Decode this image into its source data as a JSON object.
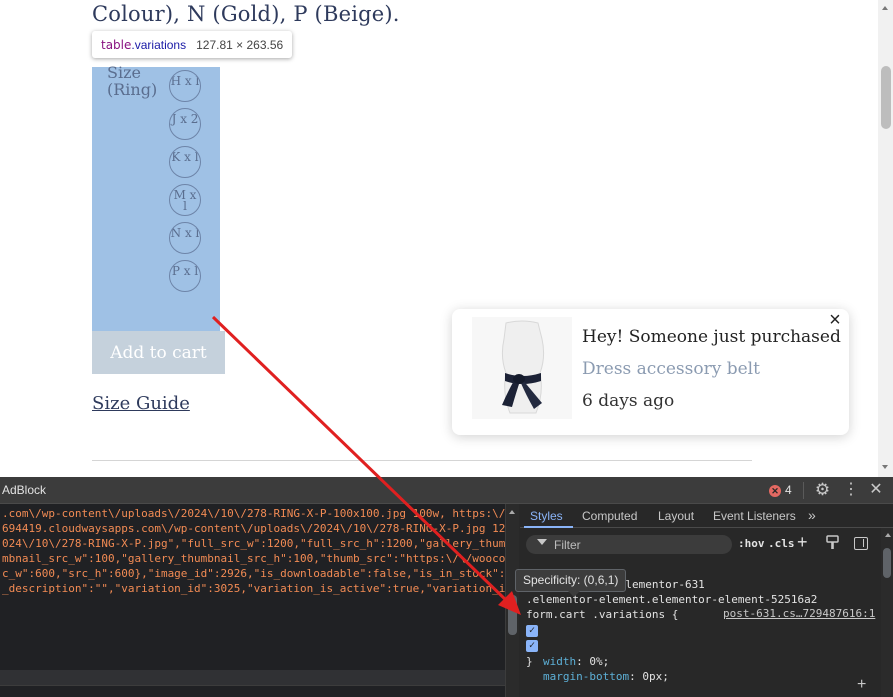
{
  "page": {
    "heading": "Colour), N (Gold), P (Beige).",
    "inspect_tooltip": {
      "tag": "table",
      "class": ".variations",
      "dimensions": "127.81 × 263.56"
    },
    "size_label": "Size (Ring)",
    "size_options": [
      "H x l",
      "J x 2",
      "K x l",
      "M x l",
      "N x l",
      "P x l"
    ],
    "add_to_cart_label": "Add to cart",
    "size_guide_label": "Size Guide"
  },
  "popup": {
    "title": "Hey! Someone just purchased",
    "product": "Dress accessory belt",
    "time_ago": "6 days ago",
    "close_label": "×"
  },
  "devtools": {
    "title": "AdBlock",
    "error_count": "4",
    "code_lines": [
      ".com\\/wp-content\\/uploads\\/2024\\/10\\/278-RING-X-P-100x100.jpg 100w, https:\\/",
      "694419.cloudwaysapps.com\\/wp-content\\/uploads\\/2024\\/10\\/278-RING-X-P.jpg 12",
      "024\\/10\\/278-RING-X-P.jpg\",\"full_src_w\":1200,\"full_src_h\":1200,\"gallery_thum",
      "mbnail_src_w\":100,\"gallery_thumbnail_src_h\":100,\"thumb_src\":\"https:\\/\\/wooco",
      "c_w\":600,\"src_h\":600},\"image_id\":2926,\"is_downloadable\":false,\"is_in_stock\":",
      "_description\":\"\",\"variation_id\":3025,\"variation_is_active\":true,\"variation_i"
    ],
    "tabs": [
      "Styles",
      "Computed",
      "Layout",
      "Event Listeners"
    ],
    "more_tabs": "»",
    "filter_placeholder": "Filter",
    "hov_label": ":hov",
    "cls_label": ".cls",
    "specificity_tooltip": "Specificity: (0,6,1)",
    "rule": {
      "selector_lines": [
        ".woocommerce .elementor-631",
        ".elementor-element.elementor-element-52516a2",
        "form.cart .variations {"
      ],
      "source": "post-631.cs…729487616:1",
      "declarations": [
        {
          "property": "width",
          "value": "0%;"
        },
        {
          "property": "margin-bottom",
          "value": "0px;"
        }
      ],
      "close": "}"
    }
  },
  "colors": {
    "highlight": "#9fc1e5",
    "accent_blue": "#8ab4f8",
    "code_orange": "#f28b54",
    "arrow_red": "#e02020"
  }
}
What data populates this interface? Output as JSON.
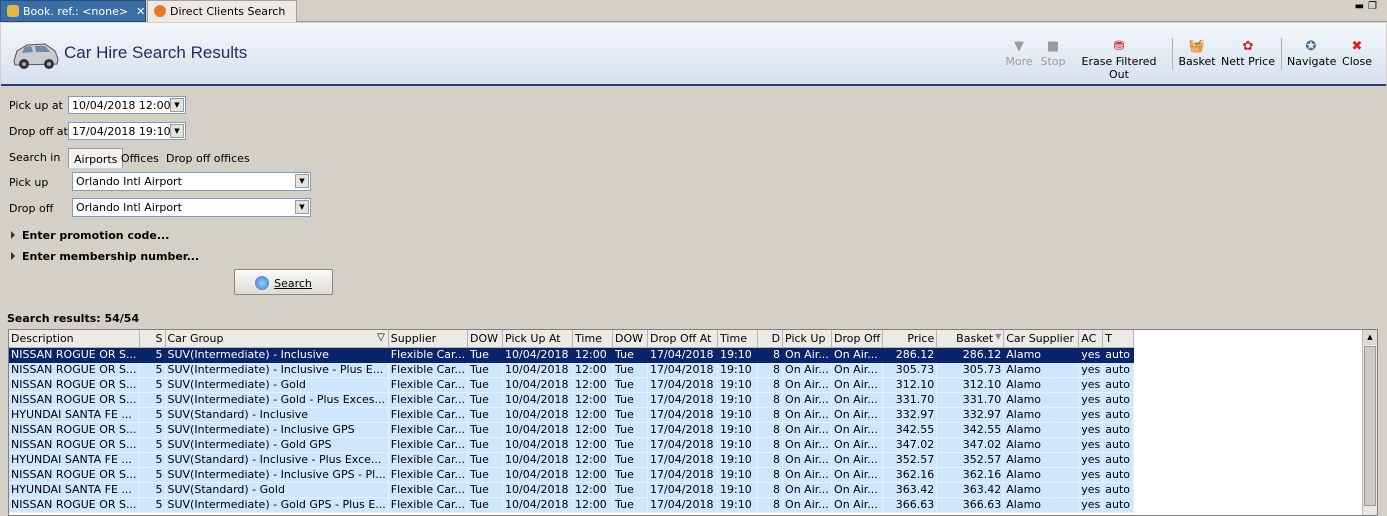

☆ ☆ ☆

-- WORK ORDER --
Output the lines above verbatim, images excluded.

-- RESULT BELOW --
Decode this image into its source data as a JSON object.
{
  "page": {
    "heading": "Colour), N (Gold), P (Beige).",
    "inspect_tooltip": {
      "tag": "table",
      "class": ".variations",
      "dimensions": "127.81 × 263.56"
    },
    "size_label": "Size (Ring)",
    "size_options": [
      "H x l",
      "J x 2",
      "K x l",
      "M x l",
      "N x l",
      "P x l"
    ],
    "add_to_cart_label": "Add to cart",
    "size_guide_label": "Size Guide"
  },
  "popup": {
    "title": "Hey! Someone just purchased",
    "product": "Dress accessory belt",
    "time_ago": "6 days ago",
    "close_label": "×"
  },
  "devtools": {
    "title": "AdBlock",
    "error_count": "4",
    "code_lines": [
      ".com\\/wp-content\\/uploads\\/2024\\/10\\/278-RING-X-P-100x100.jpg 100w, https:\\/",
      "694419.cloudwaysapps.com\\/wp-content\\/uploads\\/2024\\/10\\/278-RING-X-P.jpg 12",
      "024\\/10\\/278-RING-X-P.jpg\",\"full_src_w\":1200,\"full_src_h\":1200,\"gallery_thum",
      "mbnail_src_w\":100,\"gallery_thumbnail_src_h\":100,\"thumb_src\":\"https:\\/\\/wooco",
      "c_w\":600,\"src_h\":600},\"image_id\":2926,\"is_downloadable\":false,\"is_in_stock\":",
      "_description\":\"\",\"variation_id\":3025,\"variation_is_active\":true,\"variation_i"
    ],
    "tabs": [
      "Styles",
      "Computed",
      "Layout",
      "Event Listeners"
    ],
    "more_tabs": "»",
    "filter_placeholder": "Filter",
    "hov_label": ":hov",
    "cls_label": ".cls",
    "specificity_tooltip": "Specificity: (0,6,1)",
    "rule": {
      "selector_lines": [
        ".woocommerce .elementor-631",
        ".elementor-element.elementor-element-52516a2",
        "form.cart .variations {"
      ],
      "source": "post-631.cs…729487616:1",
      "declarations": [
        {
          "property": "width",
          "value": "0%;"
        },
        {
          "property": "margin-bottom",
          "value": "0px;"
        }
      ],
      "close": "}"
    }
  },
  "colors": {
    "highlight": "#9fc1e5",
    "accent_blue": "#8ab4f8",
    "code_orange": "#f28b54",
    "arrow_red": "#e02020"
  }
}
What data populates this interface? Output as JSON.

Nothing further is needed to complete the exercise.